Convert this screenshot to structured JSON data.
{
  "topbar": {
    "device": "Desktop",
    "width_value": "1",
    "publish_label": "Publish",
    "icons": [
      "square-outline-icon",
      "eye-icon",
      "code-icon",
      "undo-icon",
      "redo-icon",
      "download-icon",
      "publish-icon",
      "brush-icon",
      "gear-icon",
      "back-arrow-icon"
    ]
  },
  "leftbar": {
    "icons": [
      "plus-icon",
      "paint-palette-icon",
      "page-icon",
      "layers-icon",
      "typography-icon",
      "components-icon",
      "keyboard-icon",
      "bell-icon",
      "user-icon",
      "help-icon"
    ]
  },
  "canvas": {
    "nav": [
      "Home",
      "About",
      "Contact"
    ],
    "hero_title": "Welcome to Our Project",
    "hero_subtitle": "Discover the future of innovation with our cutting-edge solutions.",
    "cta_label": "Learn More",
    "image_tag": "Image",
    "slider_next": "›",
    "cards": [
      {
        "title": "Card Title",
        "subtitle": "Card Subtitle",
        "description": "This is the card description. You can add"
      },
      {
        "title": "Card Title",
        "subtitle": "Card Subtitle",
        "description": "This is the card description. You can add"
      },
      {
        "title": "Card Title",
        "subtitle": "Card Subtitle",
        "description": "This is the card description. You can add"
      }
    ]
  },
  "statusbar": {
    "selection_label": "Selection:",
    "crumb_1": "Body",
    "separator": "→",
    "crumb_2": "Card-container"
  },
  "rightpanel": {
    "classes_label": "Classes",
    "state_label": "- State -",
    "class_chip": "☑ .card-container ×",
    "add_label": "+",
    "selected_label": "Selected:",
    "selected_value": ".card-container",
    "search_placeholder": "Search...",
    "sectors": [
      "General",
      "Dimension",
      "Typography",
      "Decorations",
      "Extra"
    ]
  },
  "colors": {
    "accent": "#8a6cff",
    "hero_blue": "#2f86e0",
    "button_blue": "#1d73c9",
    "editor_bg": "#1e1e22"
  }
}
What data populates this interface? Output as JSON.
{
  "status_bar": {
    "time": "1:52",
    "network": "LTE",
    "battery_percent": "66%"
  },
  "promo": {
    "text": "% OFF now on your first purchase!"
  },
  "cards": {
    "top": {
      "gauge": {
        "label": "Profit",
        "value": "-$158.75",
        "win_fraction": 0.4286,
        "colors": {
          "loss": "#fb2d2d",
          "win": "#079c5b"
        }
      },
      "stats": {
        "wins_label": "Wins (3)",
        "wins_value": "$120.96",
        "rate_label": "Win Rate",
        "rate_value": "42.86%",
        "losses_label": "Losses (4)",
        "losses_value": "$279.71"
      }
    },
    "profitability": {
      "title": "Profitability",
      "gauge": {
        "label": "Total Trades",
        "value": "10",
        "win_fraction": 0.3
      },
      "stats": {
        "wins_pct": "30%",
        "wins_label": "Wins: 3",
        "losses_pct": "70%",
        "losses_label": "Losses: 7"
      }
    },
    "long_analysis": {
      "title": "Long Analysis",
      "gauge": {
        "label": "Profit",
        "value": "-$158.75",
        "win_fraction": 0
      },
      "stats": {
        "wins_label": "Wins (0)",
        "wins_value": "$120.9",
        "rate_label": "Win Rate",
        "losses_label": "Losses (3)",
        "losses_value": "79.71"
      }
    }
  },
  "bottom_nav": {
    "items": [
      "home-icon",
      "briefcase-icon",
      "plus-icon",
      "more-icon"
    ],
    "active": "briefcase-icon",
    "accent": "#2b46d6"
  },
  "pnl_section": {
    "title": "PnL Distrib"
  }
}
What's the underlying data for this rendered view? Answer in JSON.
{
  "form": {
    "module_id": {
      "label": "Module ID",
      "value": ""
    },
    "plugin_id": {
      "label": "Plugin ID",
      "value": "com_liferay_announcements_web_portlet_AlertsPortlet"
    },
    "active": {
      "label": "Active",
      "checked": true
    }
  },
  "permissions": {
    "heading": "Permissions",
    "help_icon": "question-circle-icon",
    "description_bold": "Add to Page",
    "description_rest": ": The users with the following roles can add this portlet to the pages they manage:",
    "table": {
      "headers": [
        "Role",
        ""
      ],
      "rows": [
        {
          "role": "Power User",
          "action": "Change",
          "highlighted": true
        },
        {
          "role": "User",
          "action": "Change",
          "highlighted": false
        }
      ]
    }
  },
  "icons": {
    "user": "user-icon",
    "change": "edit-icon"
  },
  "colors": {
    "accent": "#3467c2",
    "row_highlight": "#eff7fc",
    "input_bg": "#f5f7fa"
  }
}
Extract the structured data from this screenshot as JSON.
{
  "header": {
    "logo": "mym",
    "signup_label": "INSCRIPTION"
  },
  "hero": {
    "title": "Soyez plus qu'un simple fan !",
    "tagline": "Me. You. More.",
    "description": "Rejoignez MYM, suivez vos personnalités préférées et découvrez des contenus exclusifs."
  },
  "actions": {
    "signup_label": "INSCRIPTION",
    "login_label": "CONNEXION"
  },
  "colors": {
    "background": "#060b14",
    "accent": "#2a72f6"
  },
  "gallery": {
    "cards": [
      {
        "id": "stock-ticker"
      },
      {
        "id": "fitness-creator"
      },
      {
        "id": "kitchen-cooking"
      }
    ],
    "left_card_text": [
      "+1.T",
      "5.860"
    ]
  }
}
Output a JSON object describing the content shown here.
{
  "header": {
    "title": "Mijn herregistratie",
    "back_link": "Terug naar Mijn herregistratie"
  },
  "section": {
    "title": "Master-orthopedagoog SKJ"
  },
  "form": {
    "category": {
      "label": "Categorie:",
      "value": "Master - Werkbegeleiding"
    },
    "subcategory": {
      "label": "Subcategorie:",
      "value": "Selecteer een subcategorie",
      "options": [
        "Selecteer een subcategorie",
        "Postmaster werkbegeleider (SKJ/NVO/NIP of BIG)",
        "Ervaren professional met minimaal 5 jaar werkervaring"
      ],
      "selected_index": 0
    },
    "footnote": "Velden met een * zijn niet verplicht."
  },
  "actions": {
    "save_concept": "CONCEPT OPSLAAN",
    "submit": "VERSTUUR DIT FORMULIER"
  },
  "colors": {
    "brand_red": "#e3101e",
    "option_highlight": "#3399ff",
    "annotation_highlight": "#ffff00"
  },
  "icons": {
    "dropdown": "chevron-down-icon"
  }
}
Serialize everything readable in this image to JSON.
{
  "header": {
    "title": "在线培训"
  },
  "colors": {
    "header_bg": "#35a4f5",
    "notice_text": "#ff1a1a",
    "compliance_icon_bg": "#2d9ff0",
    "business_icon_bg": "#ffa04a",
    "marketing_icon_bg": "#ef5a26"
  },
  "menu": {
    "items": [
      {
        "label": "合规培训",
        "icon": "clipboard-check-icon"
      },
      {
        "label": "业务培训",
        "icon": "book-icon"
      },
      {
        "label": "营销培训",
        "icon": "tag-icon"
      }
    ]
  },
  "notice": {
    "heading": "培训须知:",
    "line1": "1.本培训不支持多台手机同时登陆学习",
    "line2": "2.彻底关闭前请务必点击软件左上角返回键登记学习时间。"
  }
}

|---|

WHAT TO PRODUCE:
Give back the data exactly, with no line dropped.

SOLUTION:
Convert this screenshot to structured JSON data.
{
  "topbar": {
    "device": "Desktop",
    "width_value": "1",
    "publish_label": "Publish",
    "icons": [
      "square-outline-icon",
      "eye-icon",
      "code-icon",
      "undo-icon",
      "redo-icon",
      "download-icon",
      "publish-icon",
      "brush-icon",
      "gear-icon",
      "back-arrow-icon"
    ]
  },
  "leftbar": {
    "icons": [
      "plus-icon",
      "paint-palette-icon",
      "page-icon",
      "layers-icon",
      "typography-icon",
      "components-icon",
      "keyboard-icon",
      "bell-icon",
      "user-icon",
      "help-icon"
    ]
  },
  "canvas": {
    "nav": [
      "Home",
      "About",
      "Contact"
    ],
    "hero_title": "Welcome to Our Project",
    "hero_subtitle": "Discover the future of innovation with our cutting-edge solutions.",
    "cta_label": "Learn More",
    "image_tag": "Image",
    "slider_next": "›",
    "cards": [
      {
        "title": "Card Title",
        "subtitle": "Card Subtitle",
        "description": "This is the card description. You can add"
      },
      {
        "title": "Card Title",
        "subtitle": "Card Subtitle",
        "description": "This is the card description. You can add"
      },
      {
        "title": "Card Title",
        "subtitle": "Card Subtitle",
        "description": "This is the card description. You can add"
      }
    ]
  },
  "statusbar": {
    "selection_label": "Selection:",
    "crumb_1": "Body",
    "separator": "→",
    "crumb_2": "Card-container"
  },
  "rightpanel": {
    "classes_label": "Classes",
    "state_label": "- State -",
    "class_chip": "☑ .card-container ×",
    "add_label": "+",
    "selected_label": "Selected:",
    "selected_value": ".card-container",
    "search_placeholder": "Search...",
    "sectors": [
      "General",
      "Dimension",
      "Typography",
      "Decorations",
      "Extra"
    ]
  },
  "colors": {
    "accent": "#8a6cff",
    "hero_blue": "#2f86e0",
    "button_blue": "#1d73c9",
    "editor_bg": "#1e1e22"
  }
}
What data populates this interface? Output as JSON.
{
  "status_bar": {
    "time": "1:52",
    "network": "LTE",
    "battery_percent": "66%"
  },
  "promo": {
    "text": "% OFF now on your first purchase!"
  },
  "cards": {
    "top": {
      "gauge": {
        "label": "Profit",
        "value": "-$158.75",
        "win_fraction": 0.4286,
        "colors": {
          "loss": "#fb2d2d",
          "win": "#079c5b"
        }
      },
      "stats": {
        "wins_label": "Wins (3)",
        "wins_value": "$120.96",
        "rate_label": "Win Rate",
        "rate_value": "42.86%",
        "losses_label": "Losses (4)",
        "losses_value": "$279.71"
      }
    },
    "profitability": {
      "title": "Profitability",
      "gauge": {
        "label": "Total Trades",
        "value": "10",
        "win_fraction": 0.3
      },
      "stats": {
        "wins_pct": "30%",
        "wins_label": "Wins: 3",
        "losses_pct": "70%",
        "losses_label": "Losses: 7"
      }
    },
    "long_analysis": {
      "title": "Long Analysis",
      "gauge": {
        "label": "Profit",
        "value": "-$158.75",
        "win_fraction": 0
      },
      "stats": {
        "wins_label": "Wins (0)",
        "wins_value": "$120.9",
        "rate_label": "Win Rate",
        "losses_label": "Losses (3)",
        "losses_value": "79.71"
      }
    }
  },
  "bottom_nav": {
    "items": [
      "home-icon",
      "briefcase-icon",
      "plus-icon",
      "more-icon"
    ],
    "active": "briefcase-icon",
    "accent": "#2b46d6"
  },
  "pnl_section": {
    "title": "PnL Distrib"
  }
}
What's the underlying data for this rendered view? Answer in JSON.
{
  "form": {
    "module_id": {
      "label": "Module ID",
      "value": ""
    },
    "plugin_id": {
      "label": "Plugin ID",
      "value": "com_liferay_announcements_web_portlet_AlertsPortlet"
    },
    "active": {
      "label": "Active",
      "checked": true
    }
  },
  "permissions": {
    "heading": "Permissions",
    "help_icon": "question-circle-icon",
    "description_bold": "Add to Page",
    "description_rest": ": The users with the following roles can add this portlet to the pages they manage:",
    "table": {
      "headers": [
        "Role",
        ""
      ],
      "rows": [
        {
          "role": "Power User",
          "action": "Change",
          "highlighted": true
        },
        {
          "role": "User",
          "action": "Change",
          "highlighted": false
        }
      ]
    }
  },
  "icons": {
    "user": "user-icon",
    "change": "edit-icon"
  },
  "colors": {
    "accent": "#3467c2",
    "row_highlight": "#eff7fc",
    "input_bg": "#f5f7fa"
  }
}
Extract the structured data from this screenshot as JSON.
{
  "header": {
    "logo": "mym",
    "signup_label": "INSCRIPTION"
  },
  "hero": {
    "title": "Soyez plus qu'un simple fan !",
    "tagline": "Me. You. More.",
    "description": "Rejoignez MYM, suivez vos personnalités préférées et découvrez des contenus exclusifs."
  },
  "actions": {
    "signup_label": "INSCRIPTION",
    "login_label": "CONNEXION"
  },
  "colors": {
    "background": "#060b14",
    "accent": "#2a72f6"
  },
  "gallery": {
    "cards": [
      {
        "id": "stock-ticker"
      },
      {
        "id": "fitness-creator"
      },
      {
        "id": "kitchen-cooking"
      }
    ],
    "left_card_text": [
      "+1.T",
      "5.860"
    ]
  }
}
Output a JSON object describing the content shown here.
{
  "header": {
    "title": "Mijn herregistratie",
    "back_link": "Terug naar Mijn herregistratie"
  },
  "section": {
    "title": "Master-orthopedagoog SKJ"
  },
  "form": {
    "category": {
      "label": "Categorie:",
      "value": "Master - Werkbegeleiding"
    },
    "subcategory": {
      "label": "Subcategorie:",
      "value": "Selecteer een subcategorie",
      "options": [
        "Selecteer een subcategorie",
        "Postmaster werkbegeleider (SKJ/NVO/NIP of BIG)",
        "Ervaren professional met minimaal 5 jaar werkervaring"
      ],
      "selected_index": 0
    },
    "footnote": "Velden met een * zijn niet verplicht."
  },
  "actions": {
    "save_concept": "CONCEPT OPSLAAN",
    "submit": "VERSTUUR DIT FORMULIER"
  },
  "colors": {
    "brand_red": "#e3101e",
    "option_highlight": "#3399ff",
    "annotation_highlight": "#ffff00"
  },
  "icons": {
    "dropdown": "chevron-down-icon"
  }
}
Serialize everything readable in this image to JSON.
{
  "header": {
    "title": "在线培训"
  },
  "colors": {
    "header_bg": "#35a4f5",
    "notice_text": "#ff1a1a",
    "compliance_icon_bg": "#2d9ff0",
    "business_icon_bg": "#ffa04a",
    "marketing_icon_bg": "#ef5a26"
  },
  "menu": {
    "items": [
      {
        "label": "合规培训",
        "icon": "clipboard-check-icon"
      },
      {
        "label": "业务培训",
        "icon": "book-icon"
      },
      {
        "label": "营销培训",
        "icon": "tag-icon"
      }
    ]
  },
  "notice": {
    "heading": "培训须知:",
    "line1": "1.本培训不支持多台手机同时登陆学习",
    "line2": "2.彻底关闭前请务必点击软件左上角返回键登记学习时间。"
  }
}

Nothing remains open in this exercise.